Content starts

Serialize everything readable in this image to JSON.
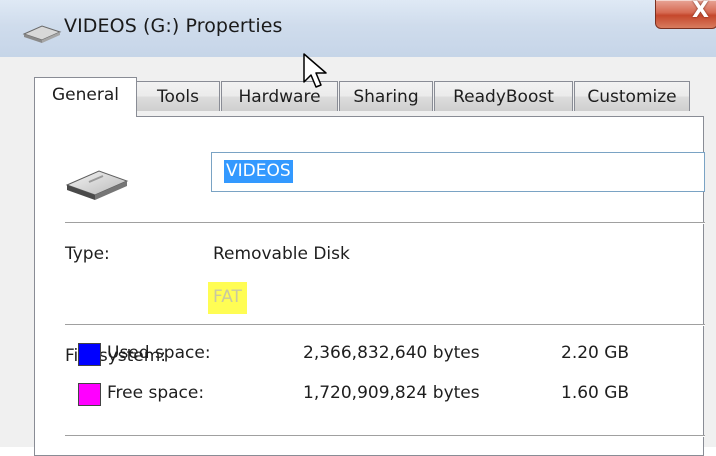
{
  "window": {
    "title": "VIDEOS (G:) Properties",
    "close_glyph": "X",
    "icon": "removable-drive-icon"
  },
  "tabs": [
    {
      "label": "General",
      "active": true
    },
    {
      "label": "Tools",
      "active": false
    },
    {
      "label": "Hardware",
      "active": false
    },
    {
      "label": "Sharing",
      "active": false
    },
    {
      "label": "ReadyBoost",
      "active": false
    },
    {
      "label": "Customize",
      "active": false
    }
  ],
  "general": {
    "drive_icon": "removable-drive-icon",
    "name_value": "VIDEOS",
    "type_label": "Type:",
    "type_value": "Removable Disk",
    "fs_label": "File system:",
    "fs_value": "FAT",
    "used": {
      "label": "Used space:",
      "bytes": "2,366,832,640 bytes",
      "size": "2.20 GB",
      "color": "#0000ff"
    },
    "free": {
      "label": "Free space:",
      "bytes": "1,720,909,824 bytes",
      "size": "1.60 GB",
      "color": "#ff00ff"
    }
  },
  "colors": {
    "highlight": "#fffd54",
    "selection": "#3399ff"
  }
}
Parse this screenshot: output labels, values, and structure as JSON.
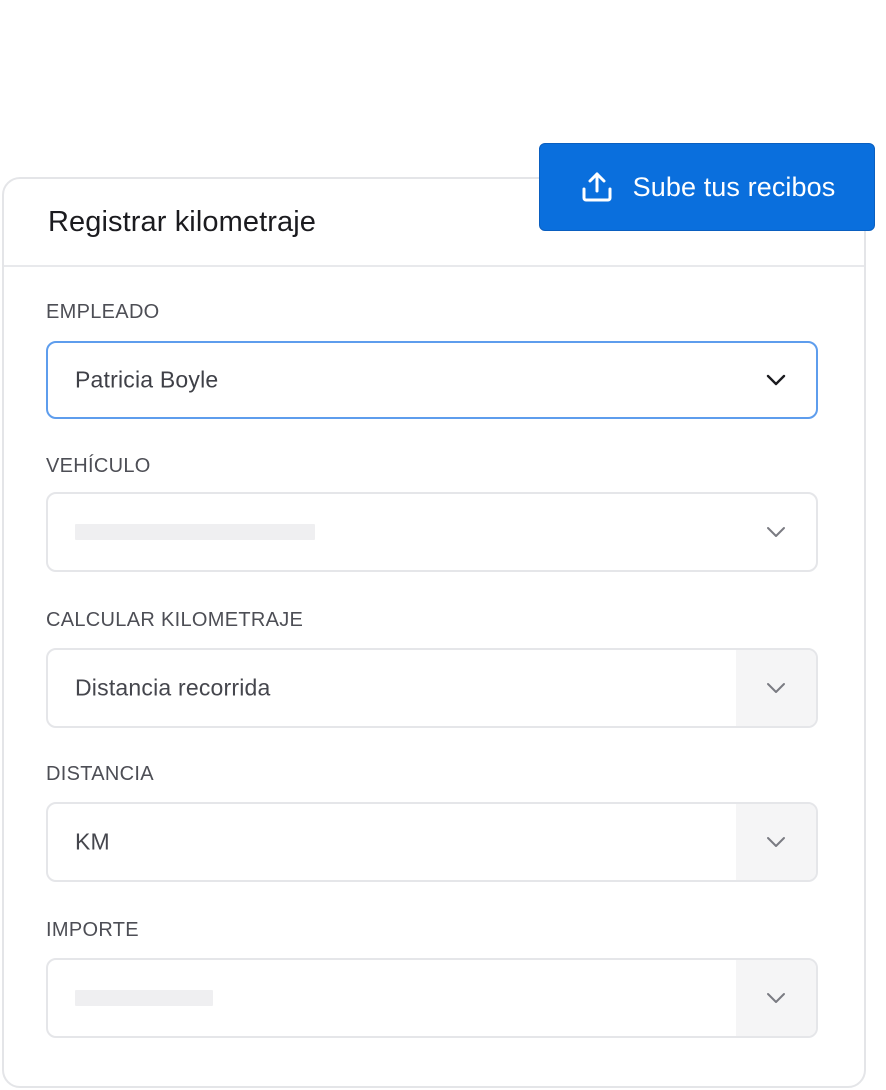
{
  "card": {
    "title": "Registrar kilometraje"
  },
  "upload_button": {
    "label": "Sube tus recibos",
    "icon": "upload-icon",
    "color": "#0a6fdd"
  },
  "fields": {
    "employee": {
      "label": "EMPLEADO",
      "value": "Patricia Boyle",
      "icon": "chevron-down-icon"
    },
    "vehicle": {
      "label": "VEHÍCULO",
      "value": "",
      "icon": "chevron-down-icon"
    },
    "calculate": {
      "label": "CALCULAR KILOMETRAJE",
      "value": "Distancia recorrida",
      "icon": "chevron-down-icon"
    },
    "distance": {
      "label": "DISTANCIA",
      "value": "KM",
      "icon": "chevron-down-icon"
    },
    "amount": {
      "label": "IMPORTE",
      "value": "",
      "icon": "chevron-down-icon"
    }
  },
  "colors": {
    "accent": "#0a6fdd",
    "focus_border": "#5e9ded"
  }
}
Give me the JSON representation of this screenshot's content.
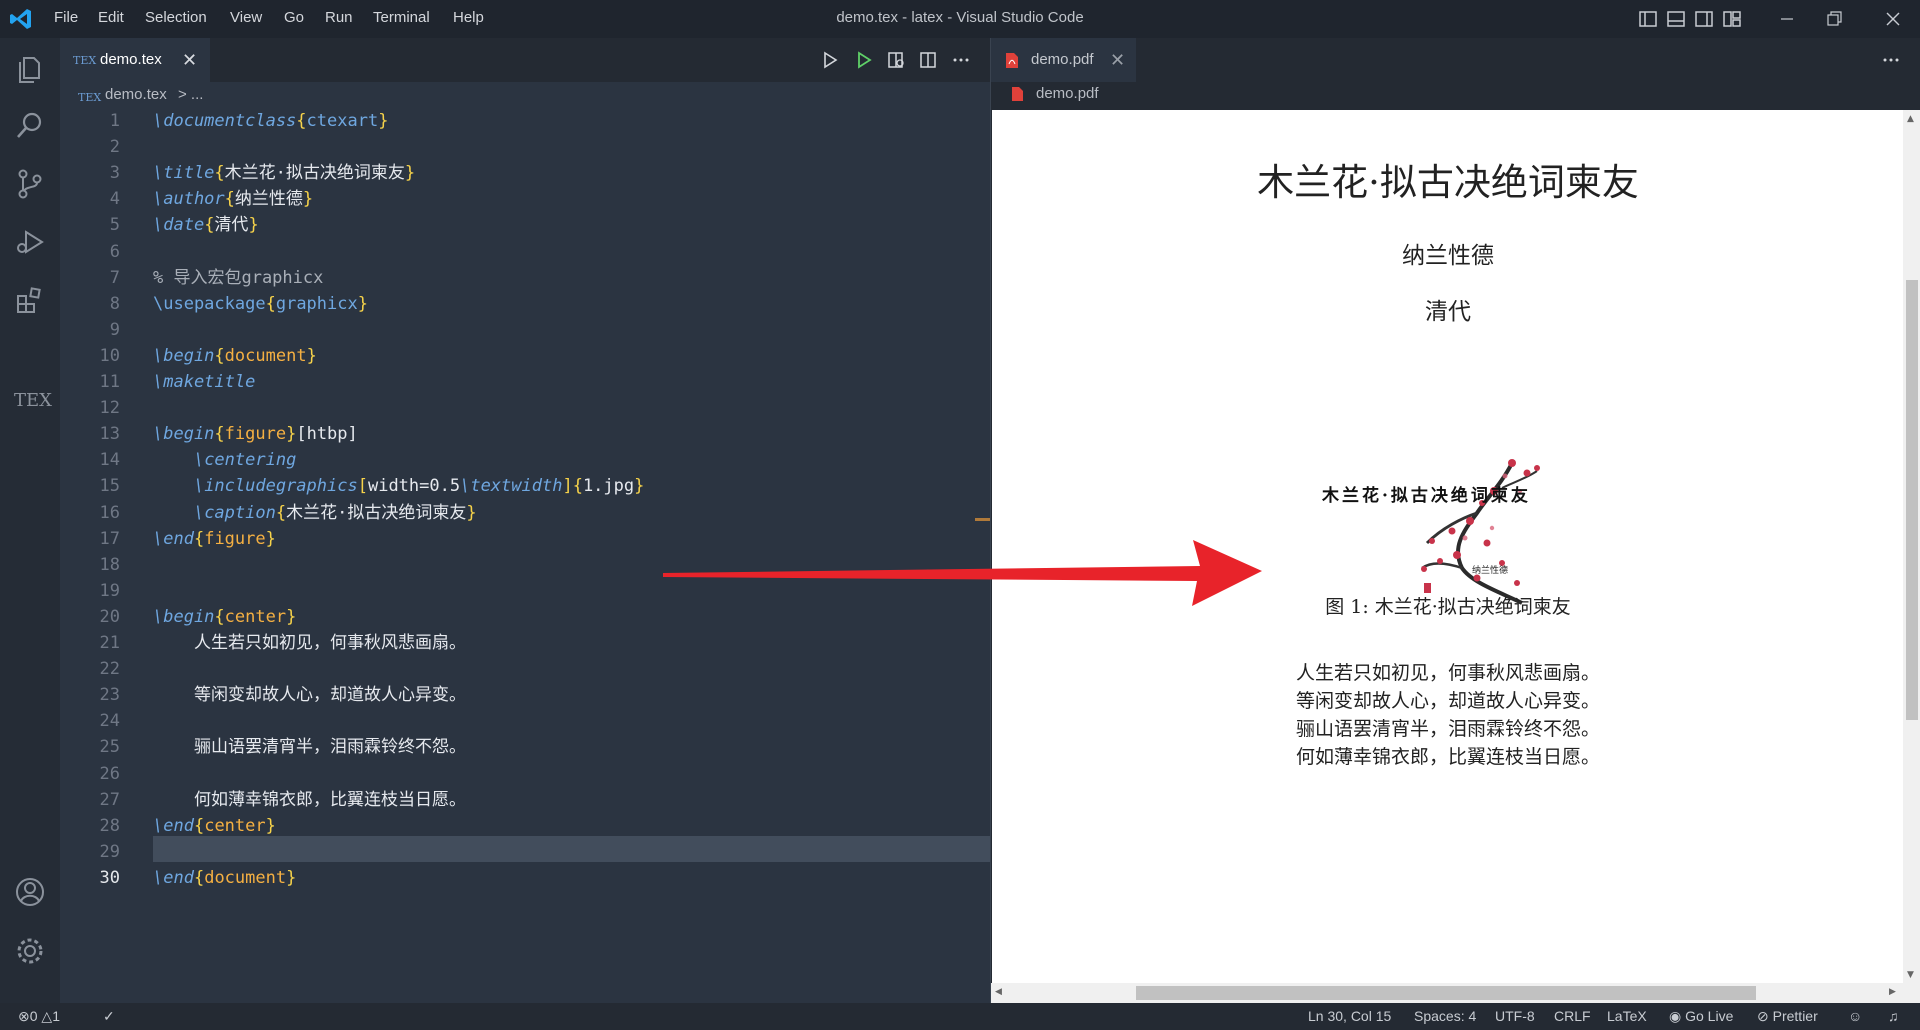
{
  "window": {
    "title": "demo.tex - latex - Visual Studio Code"
  },
  "menu": [
    "File",
    "Edit",
    "Selection",
    "View",
    "Go",
    "Run",
    "Terminal",
    "Help"
  ],
  "activity": {
    "tex_label": "TEX"
  },
  "left_editor": {
    "tab": {
      "icon_text": "TEX",
      "label": "demo.tex",
      "close": "✕"
    },
    "breadcrumb": {
      "file": "demo.tex",
      "rest": "> ..."
    },
    "active_line": "30",
    "lines": [
      {
        "n": "1",
        "parts": [
          [
            "cmd",
            "\\documentclass"
          ],
          [
            "br",
            "{"
          ],
          [
            "argb",
            "ctexart"
          ],
          [
            "br",
            "}"
          ]
        ]
      },
      {
        "n": "2",
        "parts": []
      },
      {
        "n": "3",
        "parts": [
          [
            "cmd",
            "\\title"
          ],
          [
            "br",
            "{"
          ],
          [
            "plain",
            "木兰花·拟古决绝词柬友"
          ],
          [
            "br",
            "}"
          ]
        ]
      },
      {
        "n": "4",
        "parts": [
          [
            "cmd",
            "\\author"
          ],
          [
            "br",
            "{"
          ],
          [
            "plain",
            "纳兰性德"
          ],
          [
            "br",
            "}"
          ]
        ]
      },
      {
        "n": "5",
        "parts": [
          [
            "cmd",
            "\\date"
          ],
          [
            "br",
            "{"
          ],
          [
            "plain",
            "清代"
          ],
          [
            "br",
            "}"
          ]
        ]
      },
      {
        "n": "6",
        "parts": []
      },
      {
        "n": "7",
        "parts": [
          [
            "cmt",
            "% 导入宏包graphicx"
          ]
        ]
      },
      {
        "n": "8",
        "parts": [
          [
            "cmdn",
            "\\usepackage"
          ],
          [
            "br",
            "{"
          ],
          [
            "argb",
            "graphicx"
          ],
          [
            "br",
            "}"
          ]
        ]
      },
      {
        "n": "9",
        "parts": []
      },
      {
        "n": "10",
        "parts": [
          [
            "cmd",
            "\\begin"
          ],
          [
            "br",
            "{"
          ],
          [
            "arg",
            "document"
          ],
          [
            "br",
            "}"
          ]
        ]
      },
      {
        "n": "11",
        "parts": [
          [
            "cmd",
            "\\maketitle"
          ]
        ]
      },
      {
        "n": "12",
        "parts": []
      },
      {
        "n": "13",
        "parts": [
          [
            "cmd",
            "\\begin"
          ],
          [
            "br",
            "{"
          ],
          [
            "arg",
            "figure"
          ],
          [
            "br",
            "}"
          ],
          [
            "plain",
            "[htbp]"
          ]
        ]
      },
      {
        "n": "14",
        "parts": [
          [
            "plain",
            "    "
          ],
          [
            "cmd",
            "\\centering"
          ]
        ]
      },
      {
        "n": "15",
        "parts": [
          [
            "plain",
            "    "
          ],
          [
            "cmd",
            "\\includegraphics"
          ],
          [
            "br",
            "["
          ],
          [
            "plain",
            "width=0.5"
          ],
          [
            "cmd",
            "\\textwidth"
          ],
          [
            "br",
            "]{"
          ],
          [
            "plain",
            "1.jpg"
          ],
          [
            "br",
            "}"
          ]
        ]
      },
      {
        "n": "16",
        "parts": [
          [
            "plain",
            "    "
          ],
          [
            "cmd",
            "\\caption"
          ],
          [
            "br",
            "{"
          ],
          [
            "plain",
            "木兰花·拟古决绝词柬友"
          ],
          [
            "br",
            "}"
          ]
        ]
      },
      {
        "n": "17",
        "parts": [
          [
            "cmd",
            "\\end"
          ],
          [
            "br",
            "{"
          ],
          [
            "arg",
            "figure"
          ],
          [
            "br",
            "}"
          ]
        ]
      },
      {
        "n": "18",
        "parts": []
      },
      {
        "n": "19",
        "parts": []
      },
      {
        "n": "20",
        "parts": [
          [
            "cmd",
            "\\begin"
          ],
          [
            "br",
            "{"
          ],
          [
            "arg",
            "center"
          ],
          [
            "br",
            "}"
          ]
        ]
      },
      {
        "n": "21",
        "parts": [
          [
            "plain",
            "    人生若只如初见，何事秋风悲画扇。"
          ]
        ]
      },
      {
        "n": "22",
        "parts": []
      },
      {
        "n": "23",
        "parts": [
          [
            "plain",
            "    等闲变却故人心，却道故人心异变。"
          ]
        ]
      },
      {
        "n": "24",
        "parts": []
      },
      {
        "n": "25",
        "parts": [
          [
            "plain",
            "    骊山语罢清宵半，泪雨霖铃终不怨。"
          ]
        ]
      },
      {
        "n": "26",
        "parts": []
      },
      {
        "n": "27",
        "parts": [
          [
            "plain",
            "    何如薄幸锦衣郎，比翼连枝当日愿。"
          ]
        ]
      },
      {
        "n": "28",
        "parts": [
          [
            "cmd",
            "\\end"
          ],
          [
            "br",
            "{"
          ],
          [
            "arg",
            "center"
          ],
          [
            "br",
            "}"
          ]
        ]
      },
      {
        "n": "29",
        "parts": []
      },
      {
        "n": "30",
        "parts": [
          [
            "cmd",
            "\\end"
          ],
          [
            "br",
            "{"
          ],
          [
            "arg",
            "document"
          ],
          [
            "br",
            "}"
          ]
        ]
      }
    ]
  },
  "right_editor": {
    "tab": {
      "label": "demo.pdf",
      "close": "✕"
    },
    "breadcrumb": "demo.pdf",
    "pdf": {
      "title": "木兰花·拟古决绝词柬友",
      "author": "纳兰性德",
      "date": "清代",
      "figure_calligraphy": "木兰花·拟古决绝词柬友",
      "figure_signature": "纳兰性德",
      "caption": "图 1: 木兰花·拟古决绝词柬友",
      "poem": [
        "人生若只如初见，何事秋风悲画扇。",
        "等闲变却故人心，却道故人心异变。",
        "骊山语罢清宵半，泪雨霖铃终不怨。",
        "何如薄幸锦衣郎，比翼连枝当日愿。"
      ]
    }
  },
  "status": {
    "errors": "0",
    "warnings": "1",
    "position": "Ln 30, Col 15",
    "spaces": "Spaces: 4",
    "encoding": "UTF-8",
    "eol": "CRLF",
    "language": "LaTeX",
    "golive": "Go Live",
    "prettier": "Prettier"
  },
  "colors": {
    "accent": "#23a3f0",
    "arrow": "#e8232a",
    "command": "#6fa7e0",
    "brace": "#f7d34a",
    "argument": "#f5b042"
  }
}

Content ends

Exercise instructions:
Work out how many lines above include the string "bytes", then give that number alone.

Exercise solution:
2